Inevitably, the emigrants learn new skills, both survival and functional, in their adopted home, and widen their social circles in the process, but the downside is the Diaspora’s negative impact social and moral fabrics.

l Weakening of workers’ union, Depletion of the membership base has no doubt weakened the Zimbabwe Banks and Allied Workers Union (Zibawu) both in terms of financial muscle and bargaining power.

As at September 2010, Zibawu represented about 5 000 bank sector workers. In 2010, Zibawu president Peter Mutasa admitted “that this thing is now a direct threat to the union and the sector”.

The union could, however, lessen the impact of retrenchments by designing programmes that ensure their continued relevance in the lives of retrenchees.

For instance, they could broker a small-to-medium enterprise loan scheme such as the one put in place by NSSA for retrenched members who intend to venture into business, but are constrained by lack of capital.
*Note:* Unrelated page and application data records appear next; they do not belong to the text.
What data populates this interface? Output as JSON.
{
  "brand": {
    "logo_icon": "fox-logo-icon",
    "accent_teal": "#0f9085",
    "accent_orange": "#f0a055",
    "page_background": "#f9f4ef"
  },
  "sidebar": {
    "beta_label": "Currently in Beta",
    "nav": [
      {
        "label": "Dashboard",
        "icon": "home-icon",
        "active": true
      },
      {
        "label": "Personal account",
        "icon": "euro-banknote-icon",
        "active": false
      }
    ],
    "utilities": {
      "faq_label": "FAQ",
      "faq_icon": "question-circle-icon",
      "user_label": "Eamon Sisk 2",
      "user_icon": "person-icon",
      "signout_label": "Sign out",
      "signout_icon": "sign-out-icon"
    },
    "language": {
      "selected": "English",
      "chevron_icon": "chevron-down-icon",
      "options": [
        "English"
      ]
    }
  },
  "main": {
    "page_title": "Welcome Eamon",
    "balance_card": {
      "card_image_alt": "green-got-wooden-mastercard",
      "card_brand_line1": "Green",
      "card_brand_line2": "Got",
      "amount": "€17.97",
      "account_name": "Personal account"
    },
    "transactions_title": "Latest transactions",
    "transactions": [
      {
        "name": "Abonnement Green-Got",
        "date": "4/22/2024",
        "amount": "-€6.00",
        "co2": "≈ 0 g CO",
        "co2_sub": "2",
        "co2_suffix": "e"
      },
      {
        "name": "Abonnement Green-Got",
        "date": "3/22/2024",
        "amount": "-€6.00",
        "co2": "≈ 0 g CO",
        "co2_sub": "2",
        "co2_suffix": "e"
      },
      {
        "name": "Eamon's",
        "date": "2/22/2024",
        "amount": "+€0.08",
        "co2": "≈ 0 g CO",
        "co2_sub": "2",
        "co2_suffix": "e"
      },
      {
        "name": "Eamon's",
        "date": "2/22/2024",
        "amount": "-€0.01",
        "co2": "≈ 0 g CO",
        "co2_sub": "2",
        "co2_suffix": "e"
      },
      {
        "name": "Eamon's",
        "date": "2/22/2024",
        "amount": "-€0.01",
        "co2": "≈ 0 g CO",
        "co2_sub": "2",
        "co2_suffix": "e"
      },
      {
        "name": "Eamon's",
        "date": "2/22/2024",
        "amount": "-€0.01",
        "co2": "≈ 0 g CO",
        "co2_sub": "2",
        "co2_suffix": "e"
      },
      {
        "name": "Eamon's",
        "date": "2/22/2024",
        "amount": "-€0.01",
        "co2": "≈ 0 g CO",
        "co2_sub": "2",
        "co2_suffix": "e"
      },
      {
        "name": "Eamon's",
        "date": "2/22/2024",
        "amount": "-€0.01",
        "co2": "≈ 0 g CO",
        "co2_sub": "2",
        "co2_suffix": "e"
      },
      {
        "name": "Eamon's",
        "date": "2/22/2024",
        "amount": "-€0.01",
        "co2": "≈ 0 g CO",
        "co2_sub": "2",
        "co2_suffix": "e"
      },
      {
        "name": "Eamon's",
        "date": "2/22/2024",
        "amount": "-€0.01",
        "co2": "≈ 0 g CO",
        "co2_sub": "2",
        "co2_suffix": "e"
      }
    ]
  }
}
In June 2010, Zibawu revealed that severance packages paid as at that date ranged from $2 000 to $3 000

A competitive labour market — When more people out of employment, the result is pressure on the few jobs available, which can whittle down the bargaining power for those still in employment.

Cost Savings — For the retrenching institutions, the biggest, and only advantage of retrenchment, some would argue, is immediate and future cost savings associated with salaries, pension and medical aid contributions, telephone, Internet, allowances etc.

Improved working conditions, The cost savings achieved by retrenchment exercises can be channelled towards improving working conditions for the remaining staff.

However, in some cases only marginal improvements have been recorded while in isolated cases, conditions are actually reported to have worsened.

Business start-ups — Retrenchment exercises are often accompanied by an entrepreneurial rash or what Simon Kayereka, an entrepreneur and strategy consultant, calls “entrepreneurial seizures” because they are usually involuntary and short-lived.

New businesses suddenly come into existence as retrenchees try to enhance the plasticity of their packages in order to generate income on a sustainable basis.

Some will fail and others will succeed. But either way, new skills will have been learnt in the process.

Giving advice to retrenched RBZ workers in early 2011 Gideon Gono implored them “. . . to look at the event as an opportunity to go out there and be an employer, use whatever little retrenchment package one gets to start something of a business, however small”.

Diversion of critical financial resources towards non-productive purposes, Bankers and industrialists have voiced concerns about how retrenchment militates against capacity building.

Confederation of Zimbabwe Industry (CZI) president Joseph Kanyekanye once said that retrenchment “takes the little money away from building capacity to funding redundancy.”

Weigh in with your insights on omen.muza@gmail.com.

Omen N. Muza is a banker and Managing Director of TFC Capital (Zimbabwe) (Pvt) Ltd who writes in his personal capacity